This correcting period in Israel's history records the importance of the 12 tribes being called Israel.

 

The 12 stones (jewels) of the tribes are united to create an altar.

12 barrels of water are poured and consumed, a repeat of this number.

7 times Elijah's servant ascends the mountain to search for rain clouds.

 

Note: The proposed Merkavah has 7 heavens rising into a 12-pointed (double hexagram) 12-jewelled crown, carrying altar and Holy of Holies within.

 

Note: Elijah passes the chariot of Ahab in his run to the entrance of Jezreel, to avoid being bogged down by the rain which Israel so desperately required.

 

2 Kings

 

Prior to Elijah's ascent, in Elisha's company, separates the Jordan waters.

 

Elijah's ascent into heaven is thorough "Merkavism". After "dividing the waters" of the Jordan, suddenly a chariot of fire and horses of fire appeared and Elijah went up into heaven in a whirlwind.
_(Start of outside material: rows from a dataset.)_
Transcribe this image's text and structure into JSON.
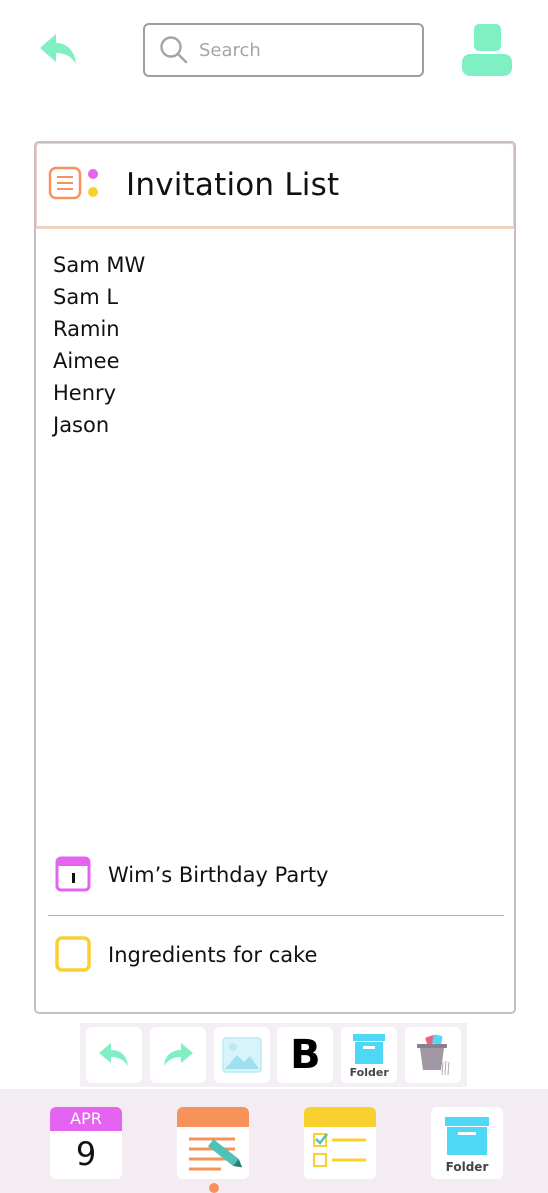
{
  "header": {
    "search_placeholder": "Search"
  },
  "note": {
    "title": "Invitation List",
    "names": [
      "Sam MW",
      "Sam L",
      "Ramin",
      "Aimee",
      "Henry",
      "Jason"
    ],
    "attachments": {
      "event_label": "Wim’s Birthday Party",
      "list_label": "Ingredients for cake"
    }
  },
  "toolbar": {
    "bold_label": "B",
    "folder_label": "Folder"
  },
  "bottom_nav": {
    "calendar_month": "APR",
    "calendar_day": "9",
    "folder_label": "Folder"
  },
  "colors": {
    "accent_green": "#7ef0c4",
    "accent_orange": "#f7935a",
    "accent_pink": "#e463f0",
    "accent_yellow": "#f8d12f",
    "accent_cyan": "#4fd8f6"
  }
}
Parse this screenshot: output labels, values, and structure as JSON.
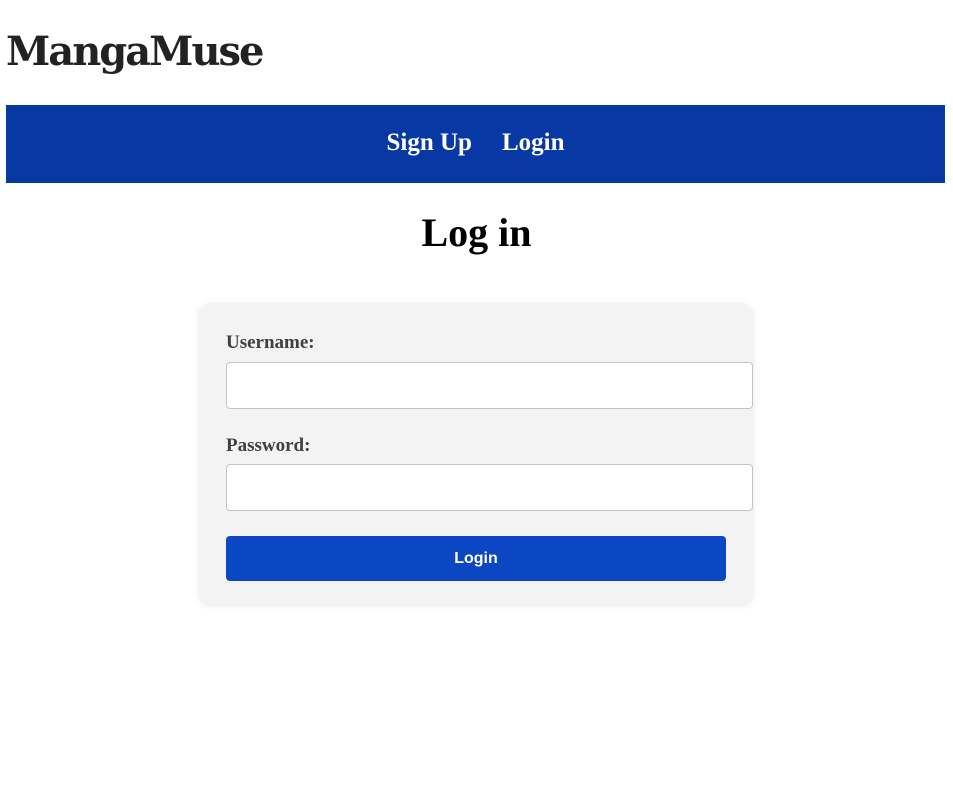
{
  "site": {
    "title": "MangaMuse"
  },
  "nav": {
    "items": [
      {
        "label": "Sign Up"
      },
      {
        "label": "Login"
      }
    ]
  },
  "page": {
    "heading": "Log in"
  },
  "form": {
    "username_label": "Username:",
    "username_value": "",
    "password_label": "Password:",
    "password_value": "",
    "submit_label": "Login"
  },
  "colors": {
    "nav_background": "#0838a3",
    "button_background": "#0c47c3",
    "card_background": "#f3f3f3"
  }
}
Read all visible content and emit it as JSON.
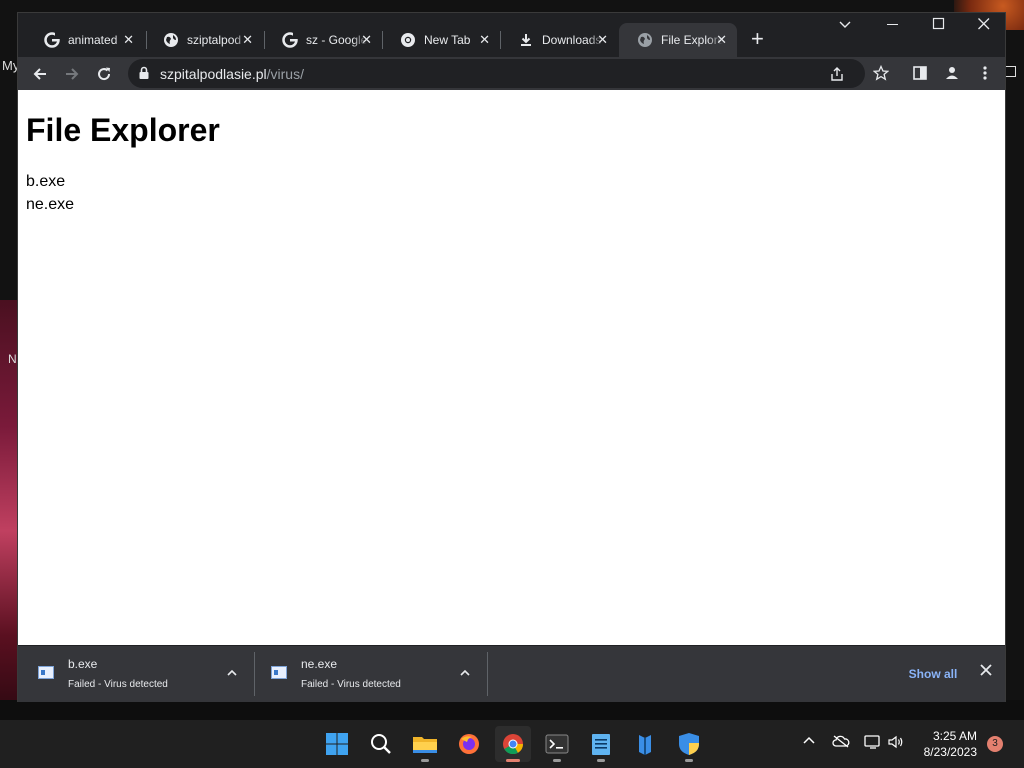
{
  "desktop": {
    "label_my": "My",
    "label_n": "N"
  },
  "browser": {
    "tabs": [
      {
        "title": "animated",
        "icon": "google-icon",
        "active": false
      },
      {
        "title": "sziptalpod",
        "icon": "globe-icon",
        "active": false
      },
      {
        "title": "sz - Google",
        "icon": "google-icon",
        "active": false
      },
      {
        "title": "New Tab",
        "icon": "chrome-icon",
        "active": false
      },
      {
        "title": "Downloads",
        "icon": "download-icon",
        "active": false
      },
      {
        "title": "File Explorer",
        "icon": "globe-icon",
        "active": true
      }
    ],
    "address": {
      "host": "szpitalpodlasie.pl",
      "path": "/virus/"
    }
  },
  "page": {
    "heading": "File Explorer",
    "files": [
      "b.exe",
      "ne.exe"
    ]
  },
  "downloads": {
    "items": [
      {
        "name": "b.exe",
        "status": "Failed - Virus detected"
      },
      {
        "name": "ne.exe",
        "status": "Failed - Virus detected"
      }
    ],
    "show_all_label": "Show all"
  },
  "taskbar": {
    "time": "3:25 AM",
    "date": "8/23/2023",
    "notification_count": "3",
    "apps": [
      "windows-start",
      "search",
      "file-explorer",
      "firefox",
      "chrome",
      "terminal",
      "notepad",
      "app",
      "windows-security"
    ]
  }
}
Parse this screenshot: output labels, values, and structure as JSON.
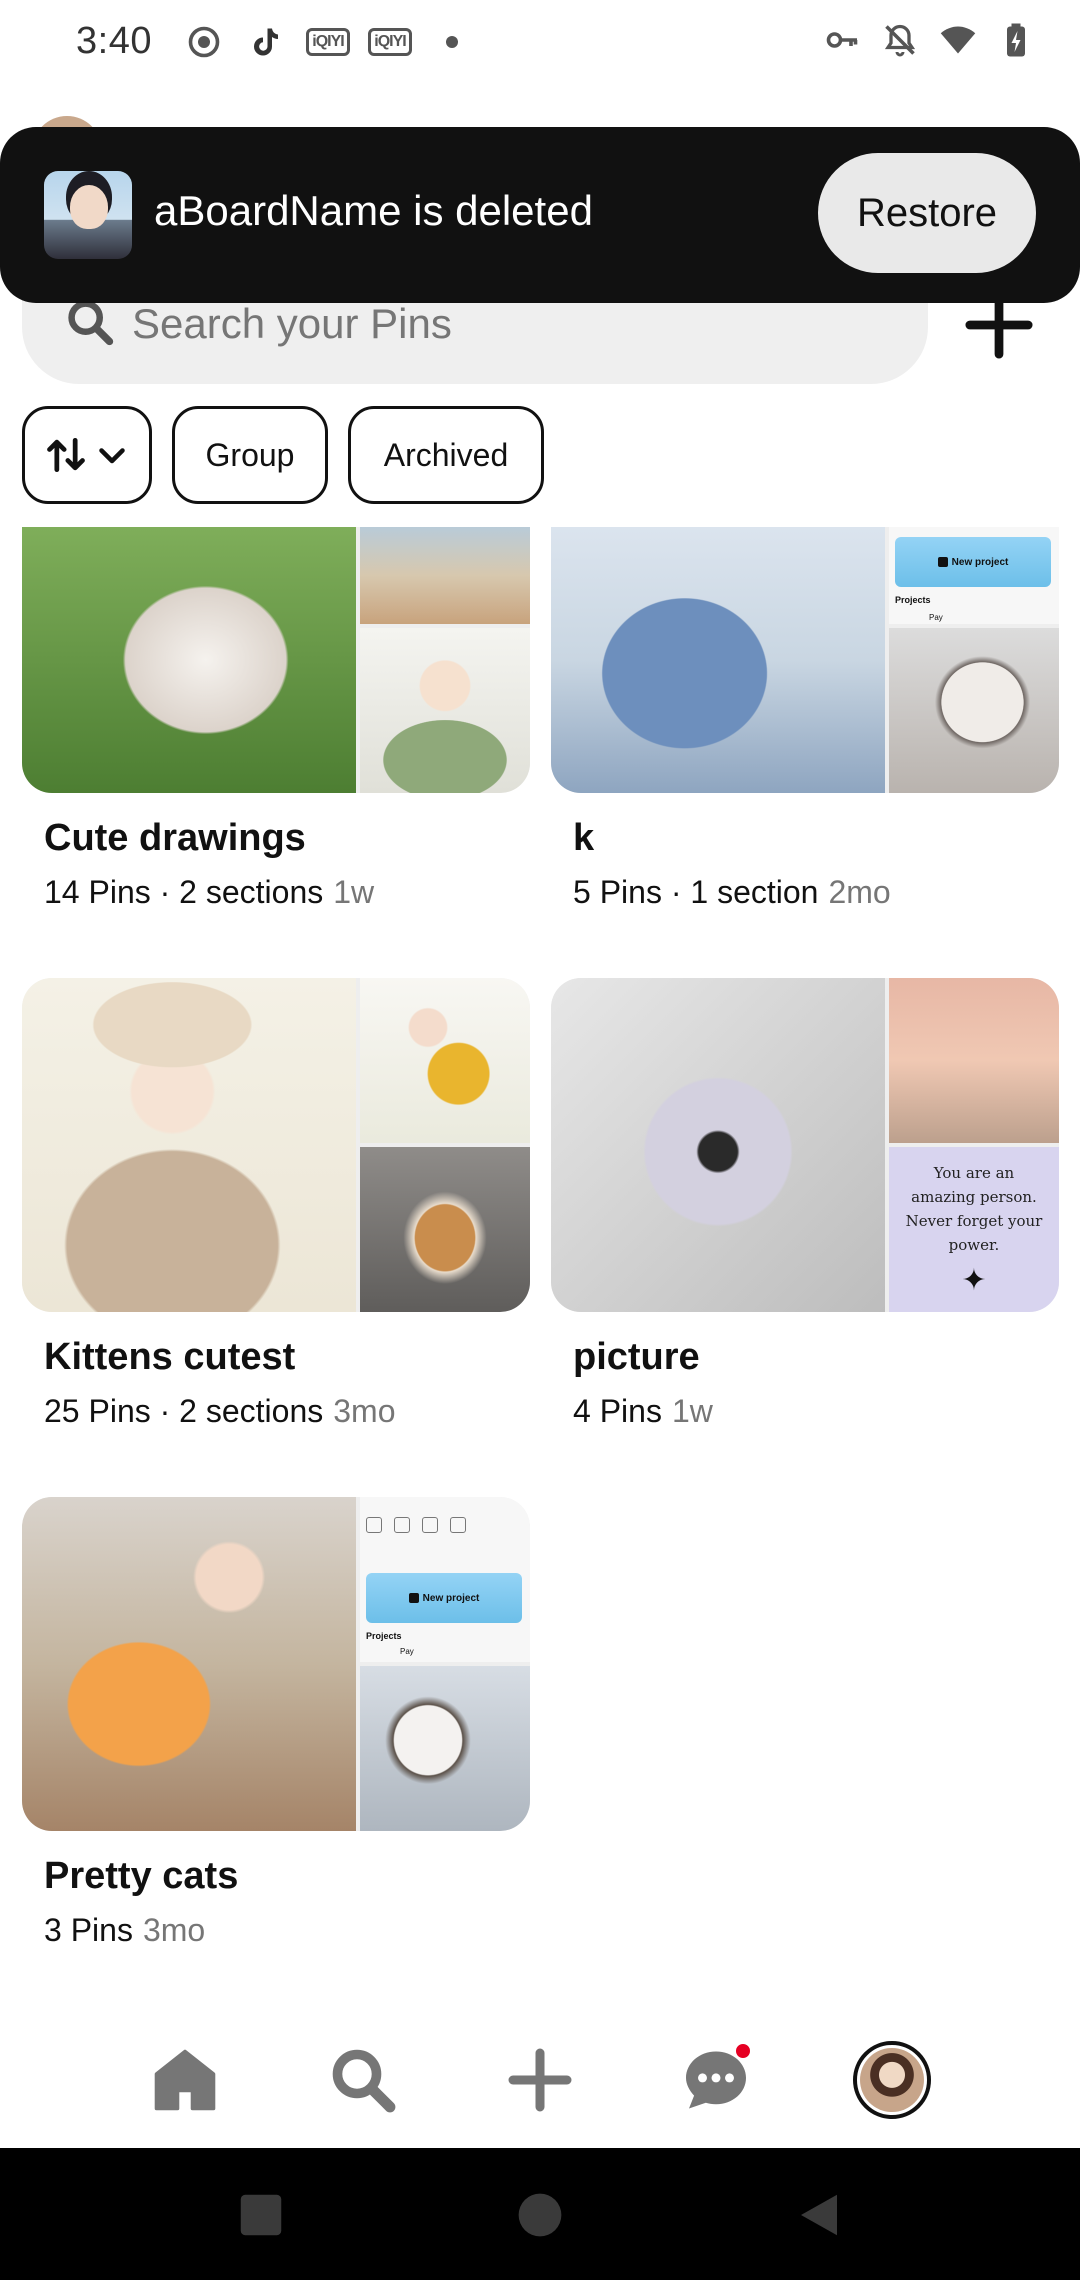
{
  "status_bar": {
    "time": "3:40",
    "left_icons": [
      "record-icon",
      "tiktok-icon",
      "iqiyi-icon",
      "iqiyi-icon",
      "dot-icon"
    ],
    "iqiyi_label": "iQIYI",
    "right_icons": [
      "key-icon",
      "bell-off-icon",
      "wifi-icon",
      "battery-charging-icon"
    ]
  },
  "toast": {
    "message": "aBoardName is deleted",
    "action_label": "Restore"
  },
  "search": {
    "placeholder": "Search your Pins"
  },
  "filters": {
    "chips": [
      {
        "label": "Group"
      },
      {
        "label": "Archived"
      }
    ]
  },
  "boards": [
    {
      "title": "Cute drawings",
      "stats": "14 Pins · 2 sections",
      "age": "1w"
    },
    {
      "title": "k",
      "stats": "5 Pins · 1 section",
      "age": "2mo"
    },
    {
      "title": "Kittens cutest",
      "stats": "25 Pins · 2 sections",
      "age": "3mo"
    },
    {
      "title": "picture",
      "stats": "4 Pins",
      "age": "1w"
    },
    {
      "title": "Pretty cats",
      "stats": "3 Pins",
      "age": "3mo"
    }
  ],
  "tile_texts": {
    "new_project": "New project",
    "projects": "Projects",
    "pay": "Pay",
    "quote": "You are an amazing person. Never forget your power.",
    "star": "✦"
  },
  "bottom_nav": {
    "items": [
      "home-icon",
      "search-icon",
      "create-icon",
      "messages-icon",
      "profile-avatar"
    ],
    "messages_has_badge": true,
    "badge_color": "#e60023"
  },
  "colors": {
    "toast_bg": "#111111",
    "restore_bg": "#e9e9e9",
    "search_bg": "#efefef",
    "muted_text": "#767676"
  }
}
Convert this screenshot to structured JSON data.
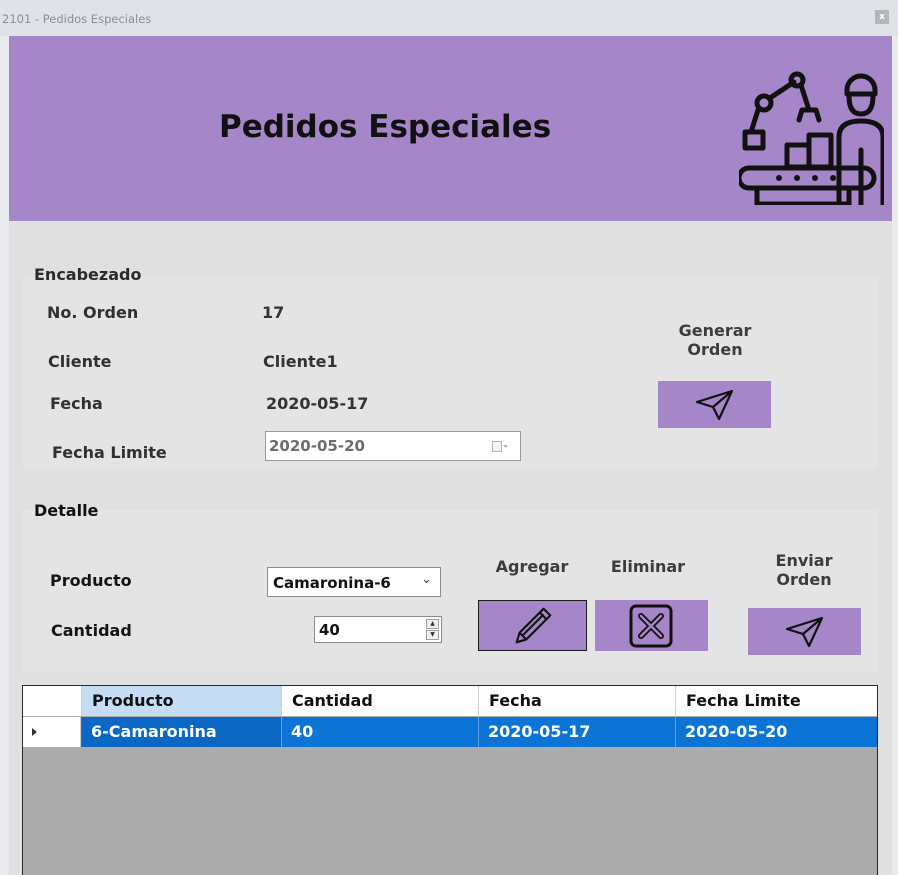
{
  "window": {
    "title": "2101 - Pedidos Especiales",
    "close_glyph": "x"
  },
  "banner": {
    "title": "Pedidos Especiales",
    "icon": "factory-assembly-line-icon",
    "color": "#a586c8"
  },
  "header_group": {
    "title": "Encabezado",
    "orden_label": "No. Orden",
    "orden_value": "17",
    "cliente_label": "Cliente",
    "cliente_value": "Cliente1",
    "fecha_label": "Fecha",
    "fecha_value": "2020-05-17",
    "fecha_limite_label": "Fecha Limite",
    "fecha_limite_value": "2020-05-20",
    "generar_label_line1": "Generar",
    "generar_label_line2": "Orden"
  },
  "detail_group": {
    "title": "Detalle",
    "producto_label": "Producto",
    "producto_value": "Camaronina-6",
    "cantidad_label": "Cantidad",
    "cantidad_value": "40",
    "agregar_label": "Agregar",
    "eliminar_label": "Eliminar",
    "enviar_label_line1": "Enviar",
    "enviar_label_line2": "Orden"
  },
  "grid": {
    "columns": [
      "Producto",
      "Cantidad",
      "Fecha",
      "Fecha Limite"
    ],
    "rows": [
      {
        "producto": "6-Camaronina",
        "cantidad": "40",
        "fecha": "2020-05-17",
        "fecha_limite": "2020-05-20"
      }
    ],
    "selection_color": "#0b74d4"
  }
}
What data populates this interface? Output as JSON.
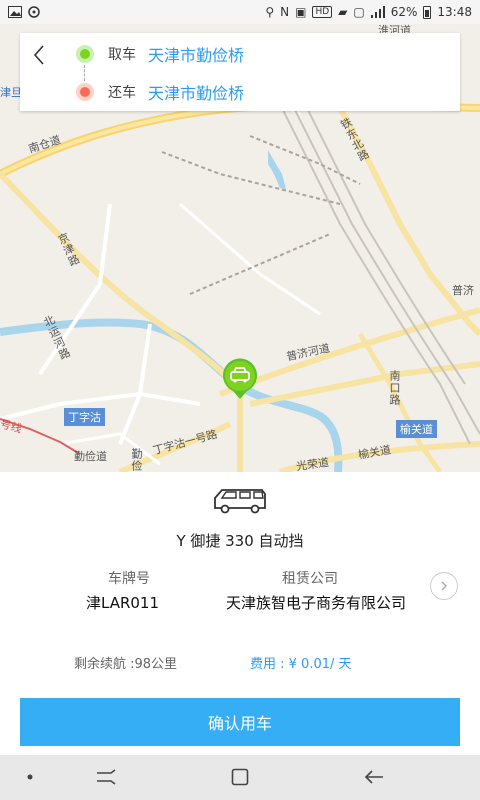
{
  "status_bar": {
    "battery_percent": "62%",
    "time": "13:48",
    "hd_badge": "HD",
    "icons": [
      "image-icon",
      "sync-icon",
      "location-icon",
      "nfc-icon",
      "vibrate-icon",
      "hd-icon",
      "message-icon",
      "sim-icon",
      "signal-icon",
      "battery-icon"
    ]
  },
  "location": {
    "pickup_label": "取车",
    "pickup_value": "天津市勤俭桥",
    "return_label": "还车",
    "return_value": "天津市勤俭桥"
  },
  "map": {
    "labels": {
      "nancang_road": "南仓道",
      "tiedong_north_road": "铁东北路",
      "jingjin_road": "京津路",
      "beiyunhe_road": "北运河路",
      "pujihe_road": "普济河道",
      "dingzigu": "丁字沽",
      "qinjian_road": "勤俭道",
      "dingzigu_yi_road": "丁字沽一号路",
      "nankou_road": "南口路",
      "yuguan_road": "榆关道",
      "yuguan_road_badge": "榆关道",
      "guangrong_road": "光荣道",
      "qinjian_bridge": "勤俭道",
      "huaihe_road": "淮河道",
      "pu_partial": "普济",
      "jin_partial": "津旦",
      "line_partial": "号线"
    }
  },
  "car": {
    "model": "Y 御捷 330 自动挡",
    "plate_label": "车牌号",
    "plate_value": "津LAR011",
    "company_label": "租赁公司",
    "company_value": "天津族智电子商务有限公司",
    "range_text": "剩余续航 :98公里",
    "fee_text": "费用 : ¥ 0.01/ 天"
  },
  "actions": {
    "confirm_label": "确认用车"
  }
}
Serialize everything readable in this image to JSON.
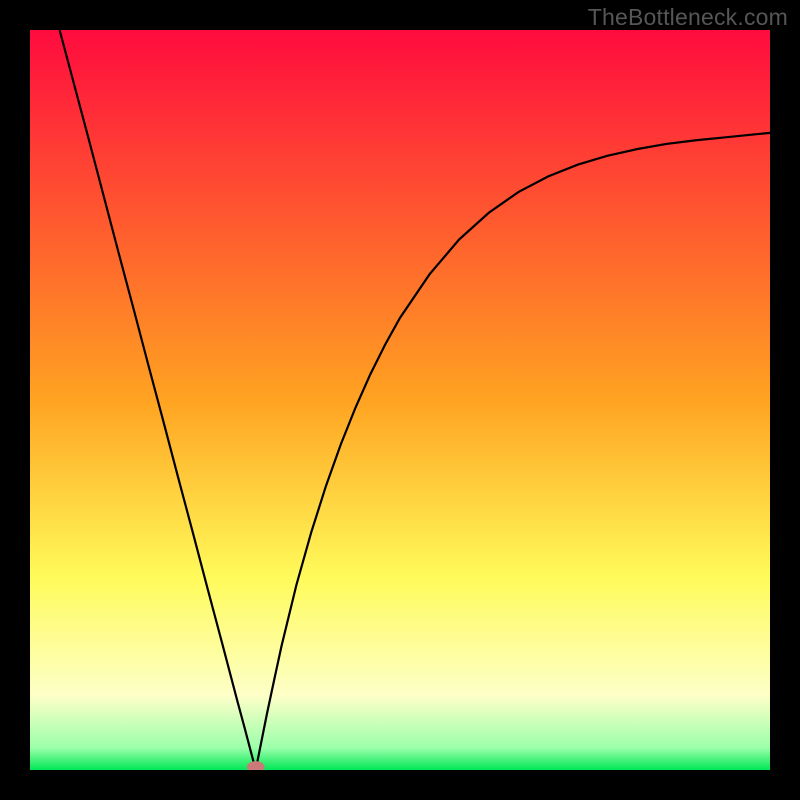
{
  "watermark": "TheBottleneck.com",
  "chart_data": {
    "type": "line",
    "title": "",
    "xlabel": "",
    "ylabel": "",
    "xlim": [
      0,
      100
    ],
    "ylim": [
      0,
      100
    ],
    "background_gradient": {
      "stops": [
        {
          "offset": 0.0,
          "color": "#ff0b3e"
        },
        {
          "offset": 0.5,
          "color": "#ffa321"
        },
        {
          "offset": 0.74,
          "color": "#fffb5a"
        },
        {
          "offset": 0.9,
          "color": "#fdffc8"
        },
        {
          "offset": 0.97,
          "color": "#9bffaa"
        },
        {
          "offset": 1.0,
          "color": "#00e756"
        }
      ]
    },
    "marker": {
      "x": 30.5,
      "y": 0,
      "color": "#c97a79",
      "rx": 1.2,
      "ry": 0.8
    },
    "series": [
      {
        "name": "bottleneck-curve",
        "color": "#000000",
        "x": [
          4,
          6,
          8,
          10,
          12,
          14,
          16,
          18,
          20,
          22,
          24,
          26,
          28,
          29,
          30,
          30.5,
          31,
          32,
          33,
          34,
          36,
          38,
          40,
          42,
          44,
          46,
          48,
          50,
          54,
          58,
          62,
          66,
          70,
          74,
          78,
          82,
          86,
          90,
          94,
          98,
          100
        ],
        "y": [
          100,
          92.5,
          85,
          77.4,
          69.8,
          62.3,
          54.7,
          47.2,
          39.6,
          32.1,
          24.5,
          17,
          9.4,
          5.7,
          1.9,
          0,
          2.5,
          7.5,
          12.2,
          16.8,
          25,
          32.1,
          38.4,
          44,
          49,
          53.5,
          57.5,
          61.1,
          67,
          71.7,
          75.3,
          78.1,
          80.2,
          81.8,
          83,
          83.9,
          84.6,
          85.1,
          85.5,
          85.9,
          86.1
        ]
      }
    ]
  }
}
Elisha saw this and cried, "My father, my father! The chariots and horsemen of Israel!"

 

Note: This is the first mention of the "chariot and horses" aspect of the "Merkavah". This imagery is to be developed substantially in further scripture.

 

Psalms

 

Psalms is full of references to G-D on His Throne, Zion as His Holy Mountain, Earth as His Footstool and Crowning images of Spiritual Regality.

 

Psalm 11: The Lord is in his holy temple, the Lord is on his heavenly throne.

 

Ps 19: In the heavens he has pitched a tent for the sun, which is like a bridegroom coming forth from his pavilion.

 

Note: The tent relates to the canvas awnings that protect the worshippers from heat and light, when inside the proposed structure.

 

Ps 36: Both high and low find refuge in the shadow of your wings. They feast on the abundance of your house.

 

Ps 45: Your Throne, O G-D, will last forever and ever; a sceptre of justice will be the sceptre of your kingdom.  Note: The Boaz pillar is symbol of justice.

 

Ps 46: There is a river whose streams make glad the city of G-D, the Holy Place where the Most High dwells.

 

Ps 47: G-d reigns over the nations; G-d is seated on his Holy Throne. The nobles of the nations assemble as the people of the G-D of Abraham. (Abraham's descendants)

 

 Ps 48: ...in the city of our G-D, His Holy Mountain. It is beautiful in its loftiness, the joy of the whole earth. Like the utmost heights... is Mount Zion, the City of the Great King. G-D is in her citadels. Walk around Zion, go around her, count her towers, consider well her ramparts and view her citadels.

 

Ps 61: I long to dwell in your tent forever and take refuge in the shelter of your wings.

 

Ps 91: He who dwells in the shelter of the Most High will rest in the shadow of the Almighty. Under his wings you will find refuge; his faithfulness will be your shield and rampart.

 

Ps 93: The Lord reigns, he is robed in majesty, and is armed with strength. The world is firmly established, it cannot be moved.

 

Ps 99: ...worship at his footstool.

 

Ps 103: The Lord establishes his Throne in Heaven and his Heaven rules over all.

 

Ps 104: ...you are clothed with splendour and majesty. He wraps himself in light as with a garment.

 

He stretches out the heavens like a tent and he lays the beams of his upper chambers on their waters.

 

Note: A fuller read of Psalms gives further images and statements that can be interpreted by the proposed structure.